### TASK OBJECTIVE
Search the data below for "Organizations" and report how many lines contain it, with no other text.

[Records drawn from a dataset]

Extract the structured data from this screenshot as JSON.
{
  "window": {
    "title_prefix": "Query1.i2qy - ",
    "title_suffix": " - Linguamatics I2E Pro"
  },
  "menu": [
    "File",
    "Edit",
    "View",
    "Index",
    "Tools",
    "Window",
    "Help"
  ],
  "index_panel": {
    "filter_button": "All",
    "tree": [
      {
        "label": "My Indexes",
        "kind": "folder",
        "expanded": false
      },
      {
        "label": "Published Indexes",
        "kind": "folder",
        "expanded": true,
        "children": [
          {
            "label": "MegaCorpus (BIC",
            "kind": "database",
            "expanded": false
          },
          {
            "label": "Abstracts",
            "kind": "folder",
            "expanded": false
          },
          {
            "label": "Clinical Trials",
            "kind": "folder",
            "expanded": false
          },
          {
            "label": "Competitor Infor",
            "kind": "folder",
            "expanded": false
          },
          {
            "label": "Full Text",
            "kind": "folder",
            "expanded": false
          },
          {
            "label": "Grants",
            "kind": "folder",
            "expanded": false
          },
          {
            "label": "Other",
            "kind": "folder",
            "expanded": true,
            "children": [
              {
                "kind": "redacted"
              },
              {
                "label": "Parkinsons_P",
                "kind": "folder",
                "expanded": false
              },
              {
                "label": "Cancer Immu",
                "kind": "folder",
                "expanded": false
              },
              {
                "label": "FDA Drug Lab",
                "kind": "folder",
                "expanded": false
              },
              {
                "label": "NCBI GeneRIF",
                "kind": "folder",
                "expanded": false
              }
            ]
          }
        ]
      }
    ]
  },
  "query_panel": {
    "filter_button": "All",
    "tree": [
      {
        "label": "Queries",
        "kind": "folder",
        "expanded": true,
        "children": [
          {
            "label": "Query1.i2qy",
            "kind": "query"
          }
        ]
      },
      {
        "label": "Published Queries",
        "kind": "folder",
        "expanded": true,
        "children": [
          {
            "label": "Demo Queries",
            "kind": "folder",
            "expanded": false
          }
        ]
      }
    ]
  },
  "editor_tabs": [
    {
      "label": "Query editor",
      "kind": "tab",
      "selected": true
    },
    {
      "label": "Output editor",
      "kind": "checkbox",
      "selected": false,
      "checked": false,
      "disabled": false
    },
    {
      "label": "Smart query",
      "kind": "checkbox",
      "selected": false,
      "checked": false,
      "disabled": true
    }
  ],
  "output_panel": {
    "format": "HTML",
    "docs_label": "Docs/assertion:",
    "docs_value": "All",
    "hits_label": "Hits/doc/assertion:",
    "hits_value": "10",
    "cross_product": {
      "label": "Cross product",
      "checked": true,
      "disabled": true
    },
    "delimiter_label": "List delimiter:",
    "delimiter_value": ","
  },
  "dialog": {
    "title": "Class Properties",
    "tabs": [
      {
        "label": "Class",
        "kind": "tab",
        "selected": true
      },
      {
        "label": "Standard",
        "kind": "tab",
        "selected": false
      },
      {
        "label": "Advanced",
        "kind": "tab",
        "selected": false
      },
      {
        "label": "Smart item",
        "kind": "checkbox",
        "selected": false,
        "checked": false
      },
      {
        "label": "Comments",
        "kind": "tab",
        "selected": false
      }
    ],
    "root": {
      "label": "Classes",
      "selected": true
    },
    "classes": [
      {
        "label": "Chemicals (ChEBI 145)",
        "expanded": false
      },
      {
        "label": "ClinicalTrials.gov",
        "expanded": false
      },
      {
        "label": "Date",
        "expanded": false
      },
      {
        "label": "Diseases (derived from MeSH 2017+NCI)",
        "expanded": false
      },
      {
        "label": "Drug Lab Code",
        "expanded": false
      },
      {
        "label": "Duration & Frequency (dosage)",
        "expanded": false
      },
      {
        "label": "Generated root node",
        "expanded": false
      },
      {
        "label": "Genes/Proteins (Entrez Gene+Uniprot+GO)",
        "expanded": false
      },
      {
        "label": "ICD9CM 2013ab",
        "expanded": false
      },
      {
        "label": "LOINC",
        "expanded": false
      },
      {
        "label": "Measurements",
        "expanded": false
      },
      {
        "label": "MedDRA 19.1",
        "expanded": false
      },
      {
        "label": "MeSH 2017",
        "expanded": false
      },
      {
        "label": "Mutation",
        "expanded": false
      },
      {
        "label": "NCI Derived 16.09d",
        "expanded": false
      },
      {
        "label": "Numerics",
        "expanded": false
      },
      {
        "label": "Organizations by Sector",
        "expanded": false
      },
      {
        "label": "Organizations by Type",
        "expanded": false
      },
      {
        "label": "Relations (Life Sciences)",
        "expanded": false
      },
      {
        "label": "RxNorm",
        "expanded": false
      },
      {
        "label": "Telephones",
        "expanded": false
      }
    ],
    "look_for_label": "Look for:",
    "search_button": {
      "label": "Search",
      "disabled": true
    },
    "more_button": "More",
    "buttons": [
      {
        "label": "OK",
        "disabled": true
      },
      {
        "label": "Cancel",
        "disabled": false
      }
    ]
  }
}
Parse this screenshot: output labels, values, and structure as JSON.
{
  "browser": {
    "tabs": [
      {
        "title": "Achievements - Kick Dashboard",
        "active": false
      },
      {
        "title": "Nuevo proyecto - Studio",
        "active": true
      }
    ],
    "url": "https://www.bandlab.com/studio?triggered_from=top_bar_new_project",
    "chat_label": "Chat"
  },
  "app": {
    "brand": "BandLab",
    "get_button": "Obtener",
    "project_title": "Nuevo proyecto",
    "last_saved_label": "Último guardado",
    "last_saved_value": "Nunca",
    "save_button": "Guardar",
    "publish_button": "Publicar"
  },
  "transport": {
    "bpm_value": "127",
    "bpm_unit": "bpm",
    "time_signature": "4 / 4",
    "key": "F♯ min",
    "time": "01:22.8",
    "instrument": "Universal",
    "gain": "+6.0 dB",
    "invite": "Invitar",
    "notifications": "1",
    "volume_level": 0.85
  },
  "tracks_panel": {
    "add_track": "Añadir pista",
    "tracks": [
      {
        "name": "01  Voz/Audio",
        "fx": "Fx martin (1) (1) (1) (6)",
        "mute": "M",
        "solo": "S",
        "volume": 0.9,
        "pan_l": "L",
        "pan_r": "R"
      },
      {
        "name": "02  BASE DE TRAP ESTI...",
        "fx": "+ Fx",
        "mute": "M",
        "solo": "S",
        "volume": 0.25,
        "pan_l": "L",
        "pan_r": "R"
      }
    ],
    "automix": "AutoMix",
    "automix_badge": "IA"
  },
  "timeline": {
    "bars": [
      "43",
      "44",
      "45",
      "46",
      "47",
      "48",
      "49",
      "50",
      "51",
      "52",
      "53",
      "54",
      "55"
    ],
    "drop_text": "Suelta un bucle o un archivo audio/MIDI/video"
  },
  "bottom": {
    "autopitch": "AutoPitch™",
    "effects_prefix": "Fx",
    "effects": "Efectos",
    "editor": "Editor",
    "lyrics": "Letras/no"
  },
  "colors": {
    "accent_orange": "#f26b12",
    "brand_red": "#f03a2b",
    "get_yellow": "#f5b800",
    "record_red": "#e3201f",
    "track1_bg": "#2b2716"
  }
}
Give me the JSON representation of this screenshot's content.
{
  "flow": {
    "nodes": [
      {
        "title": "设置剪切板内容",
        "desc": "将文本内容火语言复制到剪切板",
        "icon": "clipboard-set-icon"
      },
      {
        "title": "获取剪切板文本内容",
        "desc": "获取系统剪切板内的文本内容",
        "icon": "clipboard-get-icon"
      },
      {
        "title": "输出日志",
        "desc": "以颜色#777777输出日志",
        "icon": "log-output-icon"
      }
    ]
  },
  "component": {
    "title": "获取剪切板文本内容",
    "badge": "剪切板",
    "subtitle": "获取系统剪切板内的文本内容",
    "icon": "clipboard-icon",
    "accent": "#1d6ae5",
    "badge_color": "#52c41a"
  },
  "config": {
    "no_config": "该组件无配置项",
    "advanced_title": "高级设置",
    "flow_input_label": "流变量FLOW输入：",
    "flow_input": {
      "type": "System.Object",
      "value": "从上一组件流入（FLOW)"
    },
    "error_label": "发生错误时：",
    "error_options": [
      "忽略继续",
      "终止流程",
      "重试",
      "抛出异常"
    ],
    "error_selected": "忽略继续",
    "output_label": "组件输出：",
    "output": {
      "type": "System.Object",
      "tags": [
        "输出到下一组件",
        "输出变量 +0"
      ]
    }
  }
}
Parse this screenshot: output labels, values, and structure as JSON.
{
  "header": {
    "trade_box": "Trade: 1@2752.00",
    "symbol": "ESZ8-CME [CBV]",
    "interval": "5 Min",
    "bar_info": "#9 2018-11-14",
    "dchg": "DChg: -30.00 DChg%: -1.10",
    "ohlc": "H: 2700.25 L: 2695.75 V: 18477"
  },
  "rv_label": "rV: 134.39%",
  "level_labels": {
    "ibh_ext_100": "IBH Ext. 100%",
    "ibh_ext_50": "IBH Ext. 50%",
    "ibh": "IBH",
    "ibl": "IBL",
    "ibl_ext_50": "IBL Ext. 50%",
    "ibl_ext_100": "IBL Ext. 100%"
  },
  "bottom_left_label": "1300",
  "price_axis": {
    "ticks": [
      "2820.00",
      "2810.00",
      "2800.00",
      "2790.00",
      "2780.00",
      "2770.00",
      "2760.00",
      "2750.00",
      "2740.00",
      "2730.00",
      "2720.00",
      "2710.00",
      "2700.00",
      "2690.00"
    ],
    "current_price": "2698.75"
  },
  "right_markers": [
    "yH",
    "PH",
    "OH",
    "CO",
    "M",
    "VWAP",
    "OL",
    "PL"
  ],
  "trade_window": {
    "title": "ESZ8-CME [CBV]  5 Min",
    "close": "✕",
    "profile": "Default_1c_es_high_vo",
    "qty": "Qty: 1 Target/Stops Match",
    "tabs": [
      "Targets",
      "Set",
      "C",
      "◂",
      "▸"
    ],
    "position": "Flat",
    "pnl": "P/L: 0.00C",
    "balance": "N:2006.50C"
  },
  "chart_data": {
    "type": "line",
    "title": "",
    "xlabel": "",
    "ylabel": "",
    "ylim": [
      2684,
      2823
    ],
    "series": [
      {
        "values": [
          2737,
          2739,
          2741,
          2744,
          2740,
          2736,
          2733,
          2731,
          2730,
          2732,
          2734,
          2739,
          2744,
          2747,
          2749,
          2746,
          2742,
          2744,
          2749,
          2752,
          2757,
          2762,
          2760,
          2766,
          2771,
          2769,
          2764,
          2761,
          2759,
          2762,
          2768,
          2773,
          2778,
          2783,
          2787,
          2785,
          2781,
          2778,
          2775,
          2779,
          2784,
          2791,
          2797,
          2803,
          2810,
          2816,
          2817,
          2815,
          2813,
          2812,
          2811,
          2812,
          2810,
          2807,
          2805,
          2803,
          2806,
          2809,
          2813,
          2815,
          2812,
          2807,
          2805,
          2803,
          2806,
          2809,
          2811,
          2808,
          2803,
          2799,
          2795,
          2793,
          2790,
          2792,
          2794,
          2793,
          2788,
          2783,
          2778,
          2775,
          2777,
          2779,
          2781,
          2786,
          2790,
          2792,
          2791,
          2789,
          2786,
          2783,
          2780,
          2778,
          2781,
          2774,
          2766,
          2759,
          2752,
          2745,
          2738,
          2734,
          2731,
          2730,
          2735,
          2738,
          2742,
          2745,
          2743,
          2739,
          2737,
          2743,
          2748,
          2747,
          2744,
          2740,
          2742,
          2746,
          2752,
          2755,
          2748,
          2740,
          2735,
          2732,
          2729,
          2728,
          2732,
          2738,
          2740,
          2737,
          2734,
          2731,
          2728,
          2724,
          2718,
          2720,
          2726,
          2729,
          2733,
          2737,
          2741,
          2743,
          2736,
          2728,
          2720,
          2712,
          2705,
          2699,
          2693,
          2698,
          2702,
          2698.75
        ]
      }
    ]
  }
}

### ANSWER FOR THIS EXERCISE
2